● About this exercise:
Would you please return the line containing "Decode this image" and all the lines after it through the end of the records below, unchanged and on their own?

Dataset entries
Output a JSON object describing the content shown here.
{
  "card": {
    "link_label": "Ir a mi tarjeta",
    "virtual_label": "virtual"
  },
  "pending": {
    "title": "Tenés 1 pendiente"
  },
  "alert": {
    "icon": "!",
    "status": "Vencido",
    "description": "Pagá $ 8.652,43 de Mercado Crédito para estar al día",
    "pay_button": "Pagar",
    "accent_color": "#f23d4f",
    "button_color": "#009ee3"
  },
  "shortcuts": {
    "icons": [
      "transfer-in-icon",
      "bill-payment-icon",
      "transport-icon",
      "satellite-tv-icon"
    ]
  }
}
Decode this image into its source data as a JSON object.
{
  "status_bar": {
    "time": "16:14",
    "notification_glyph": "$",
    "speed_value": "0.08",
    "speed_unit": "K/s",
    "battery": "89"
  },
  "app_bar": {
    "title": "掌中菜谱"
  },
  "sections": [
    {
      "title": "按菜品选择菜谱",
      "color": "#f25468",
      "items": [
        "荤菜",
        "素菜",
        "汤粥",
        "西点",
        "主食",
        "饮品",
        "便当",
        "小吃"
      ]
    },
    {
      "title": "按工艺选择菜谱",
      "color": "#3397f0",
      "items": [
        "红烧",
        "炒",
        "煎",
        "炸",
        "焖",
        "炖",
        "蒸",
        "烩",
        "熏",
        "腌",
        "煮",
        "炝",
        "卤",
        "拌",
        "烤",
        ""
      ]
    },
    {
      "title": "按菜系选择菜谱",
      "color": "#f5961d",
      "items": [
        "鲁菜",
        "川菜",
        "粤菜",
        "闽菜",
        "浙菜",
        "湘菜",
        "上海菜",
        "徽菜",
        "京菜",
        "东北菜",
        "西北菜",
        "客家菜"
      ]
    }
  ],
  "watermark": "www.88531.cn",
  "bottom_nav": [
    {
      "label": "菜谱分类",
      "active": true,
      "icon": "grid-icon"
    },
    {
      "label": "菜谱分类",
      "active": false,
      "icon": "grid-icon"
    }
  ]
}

● Response to this exercise:
Decode this image into its source data as a JSON object.
{
  "status_bar": {
    "time": "16:14",
    "notification_glyph": "$",
    "speed_value": "0.08",
    "speed_unit": "K/s",
    "battery": "89"
  },
  "app_bar": {
    "title": "掌中菜谱"
  },
  "sections": [
    {
      "title": "按菜品选择菜谱",
      "color": "#f25468",
      "items": [
        "荤菜",
        "素菜",
        "汤粥",
        "西点",
        "主食",
        "饮品",
        "便当",
        "小吃"
      ]
    },
    {
      "title": "按工艺选择菜谱",
      "color": "#3397f0",
      "items": [
        "红烧",
        "炒",
        "煎",
        "炸",
        "焖",
        "炖",
        "蒸",
        "烩",
        "熏",
        "腌",
        "煮",
        "炝",
        "卤",
        "拌",
        "烤",
        ""
      ]
    },
    {
      "title": "按菜系选择菜谱",
      "color": "#f5961d",
      "items": [
        "鲁菜",
        "川菜",
        "粤菜",
        "闽菜",
        "浙菜",
        "湘菜",
        "上海菜",
        "徽菜",
        "京菜",
        "东北菜",
        "西北菜",
        "客家菜"
      ]
    }
  ],
  "watermark": "www.88531.cn",
  "bottom_nav": [
    {
      "label": "菜谱分类",
      "active": true,
      "icon": "grid-icon"
    },
    {
      "label": "菜谱分类",
      "active": false,
      "icon": "grid-icon"
    }
  ]
}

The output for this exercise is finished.